• Jan Dibbets, Shortest Day at Konrad Fisher Gallery, 1970.

    Jan Dibbets, Shortest Day at Konrad Fisher Gallery, 1970.

    Behind the Facts: Interfunktionen

    Fundació Joan Miró
    Parc de Montjuïc s/n
    February 19–May 2, 2004

    Curated by Gloria Moure

    Structured around some of the most scrupulously unscrupulous projects highlighted in the twelve issues of the groundbreaking international journal Interfunktionen, this exhibition captures the enormous transformation of art that took place between 1966 and 1975 and crystallizes the exchange of ideas between Europe and the US in those years when both ends were burning. The one hundred works on view, by Günther Brus, Richard Long, Yvonne Rainer, and thirty-six other artists, were made during the journal’s run (though not all were featured in it) and were inspired by the events of the same period. The catalogue includes essays by, among others, Interfunktionen’s founding editor, Friedrich Heubach.

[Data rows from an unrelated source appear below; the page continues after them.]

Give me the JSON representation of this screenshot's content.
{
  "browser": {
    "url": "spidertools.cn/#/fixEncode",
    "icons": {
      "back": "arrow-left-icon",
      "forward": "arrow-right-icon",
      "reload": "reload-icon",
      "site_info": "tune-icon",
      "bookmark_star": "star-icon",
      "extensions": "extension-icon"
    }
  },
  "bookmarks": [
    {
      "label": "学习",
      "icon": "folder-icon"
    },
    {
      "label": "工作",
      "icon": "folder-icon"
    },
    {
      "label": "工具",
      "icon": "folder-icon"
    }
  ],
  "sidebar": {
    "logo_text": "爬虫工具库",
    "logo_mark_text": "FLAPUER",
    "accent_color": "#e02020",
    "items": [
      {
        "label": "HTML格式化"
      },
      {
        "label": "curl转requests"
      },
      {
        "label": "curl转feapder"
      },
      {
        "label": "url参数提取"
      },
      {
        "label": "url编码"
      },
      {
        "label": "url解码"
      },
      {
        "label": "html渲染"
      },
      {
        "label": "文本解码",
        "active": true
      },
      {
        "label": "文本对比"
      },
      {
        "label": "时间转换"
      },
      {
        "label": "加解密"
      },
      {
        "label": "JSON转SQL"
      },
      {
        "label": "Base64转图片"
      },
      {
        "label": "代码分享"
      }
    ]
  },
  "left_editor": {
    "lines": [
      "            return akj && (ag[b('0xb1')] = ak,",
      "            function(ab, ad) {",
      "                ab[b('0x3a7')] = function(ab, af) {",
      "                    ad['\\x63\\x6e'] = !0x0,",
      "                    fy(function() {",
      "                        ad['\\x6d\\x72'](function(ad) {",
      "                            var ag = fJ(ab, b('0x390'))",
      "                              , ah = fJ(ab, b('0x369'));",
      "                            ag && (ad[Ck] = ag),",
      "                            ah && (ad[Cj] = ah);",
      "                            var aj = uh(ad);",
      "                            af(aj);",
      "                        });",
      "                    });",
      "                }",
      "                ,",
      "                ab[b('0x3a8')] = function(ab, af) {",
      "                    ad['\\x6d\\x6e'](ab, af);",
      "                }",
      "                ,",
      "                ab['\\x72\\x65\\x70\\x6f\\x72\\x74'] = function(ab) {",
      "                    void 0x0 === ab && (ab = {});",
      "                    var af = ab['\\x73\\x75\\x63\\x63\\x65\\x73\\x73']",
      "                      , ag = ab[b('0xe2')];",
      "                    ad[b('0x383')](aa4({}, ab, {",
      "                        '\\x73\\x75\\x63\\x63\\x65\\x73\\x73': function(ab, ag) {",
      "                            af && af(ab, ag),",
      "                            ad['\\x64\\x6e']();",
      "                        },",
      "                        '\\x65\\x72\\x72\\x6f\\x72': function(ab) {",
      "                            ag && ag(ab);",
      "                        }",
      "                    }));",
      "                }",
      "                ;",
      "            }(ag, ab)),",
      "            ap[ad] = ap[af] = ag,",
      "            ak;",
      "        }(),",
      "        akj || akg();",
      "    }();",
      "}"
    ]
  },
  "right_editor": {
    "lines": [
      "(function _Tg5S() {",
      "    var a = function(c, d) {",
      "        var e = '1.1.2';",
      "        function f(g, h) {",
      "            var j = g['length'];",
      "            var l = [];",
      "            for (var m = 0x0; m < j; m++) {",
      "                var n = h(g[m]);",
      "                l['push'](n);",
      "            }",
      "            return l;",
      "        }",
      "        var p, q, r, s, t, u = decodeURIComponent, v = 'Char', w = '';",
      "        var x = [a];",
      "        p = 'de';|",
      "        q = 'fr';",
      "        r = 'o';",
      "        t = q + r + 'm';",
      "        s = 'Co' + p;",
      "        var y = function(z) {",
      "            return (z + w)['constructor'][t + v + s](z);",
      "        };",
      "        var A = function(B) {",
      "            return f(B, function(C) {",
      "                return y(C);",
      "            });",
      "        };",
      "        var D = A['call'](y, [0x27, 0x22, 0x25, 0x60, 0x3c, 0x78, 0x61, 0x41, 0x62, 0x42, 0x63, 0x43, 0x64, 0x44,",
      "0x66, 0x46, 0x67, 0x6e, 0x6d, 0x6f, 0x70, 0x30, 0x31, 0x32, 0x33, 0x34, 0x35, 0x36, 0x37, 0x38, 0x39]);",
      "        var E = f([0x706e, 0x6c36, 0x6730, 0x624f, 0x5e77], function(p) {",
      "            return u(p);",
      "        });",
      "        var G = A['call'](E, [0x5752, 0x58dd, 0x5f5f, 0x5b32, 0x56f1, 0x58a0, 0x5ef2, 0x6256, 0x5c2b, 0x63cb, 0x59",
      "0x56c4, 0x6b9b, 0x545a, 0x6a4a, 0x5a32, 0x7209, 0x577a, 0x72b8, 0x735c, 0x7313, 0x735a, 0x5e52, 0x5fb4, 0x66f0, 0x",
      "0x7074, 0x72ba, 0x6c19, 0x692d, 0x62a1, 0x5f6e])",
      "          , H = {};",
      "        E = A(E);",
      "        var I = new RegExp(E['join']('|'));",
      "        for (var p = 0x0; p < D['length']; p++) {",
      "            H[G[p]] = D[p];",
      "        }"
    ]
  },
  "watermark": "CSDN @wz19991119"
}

  • Vito Acconci, Hands Down/Side by Side, 1969, black-and-white photographs and pastel on board, 30 x 40".

    Vito Acconci, Hands Down/Side by Side, 1969, black-and-white photographs and pastel on board, 30 x 40".

    Vito Acconci

    Museu d'Art Contemporani de Barcelona (MACBA)
    Plaça dels Angels, 1
    January 29–May 9, 2004

    Musée des Beaux-Arts de Nantes

    June 1–September 1, 2004

    Curated by Corinne Diserens

    It’s well known that the artist Vito Acconci was active in the mid-’60s as the poet Vito Hannibal Acconci, but until now not much has been made of his move from the page to the gallery and beyond. This exhibition aims to show how his poetry, in which the page was treated as a field of action with words as props, led to the performative occupation of real space—physical, psychological, and architectural. The curator has gathered close to fifty works for this purpose: film, video, and installations from the late ’60s to the late ’70s, as well as his complete audio works and three new films on the early years of his studio. The catalogue includes a selection of Acconci’s poetry and an interview by Thurston Moore.

  • Untitled (Los Patos del Buen Retiro), 1991.

    Untitled (Los Patos del Buen Retiro), 1991.

    Julian Schnabel

    Museo Nacional Centro de Arte Reina Sofía
    Calle de Santa Isabel, 52
    June 3–September 6, 2004

    Schirn Kunsthalle Frankfurt
    January 29–April 25, 2004

    Curated by Max Hollein

    The Schirn Kunsthalle is giving Julian Schnabel a retrospective covering the past twenty-five years and comprising over fifty paintings, many of them very big. While the artist lately seems omnipresent in the media, a serious consideration of his art has thus far been lacking. Did the ’80s begin with Schnabel’s first solo painting show at Mary Boone Gallery in 1979? Is the artist’s real future in Hollywood? Catalogue essayists Max Hollein, Robert Fleck, Alison Gingeras, Ingrid Pfeiffer, Kevin Power, and Maria de Corral also attempt to put Schnabel in context.

  • Peau de feuille, 2000.

    Peau de feuille, 2000.

    Giuseppe Penone

    CaixaForum Barcelona
    Av. Francesc Ferrer i Guàrdia, 6-8
    September 21, 2004–January 16, 2005

    Centre Pompidou
    Place Georges-Pompidou
    April 21–August 23, 2004

    Curated by Catherine Grenier

    Well known in Italy and elsewhere in Europe, Giuseppe Penone has never been altogether accepted in the US: Perhaps his sense of nature is too classical for us, too aromatically Mediterranean. (In fact, the Pompidou might think about putting Ovid’s Metamorphoses on the Acoustiguide.) We prefer American contemporaries like Robert Smithson who deal with nature as a brute and impure force. Penone’s sculpture can sometimes appear kitschy, but this arte povera artist can also make exquisitely lyrical studies of humankind’s intricate embedment in the natural world. The eighty works in this retrospective, as well as the curator’s essay and the interview in the catalogue, supply the argument for the European sensibility.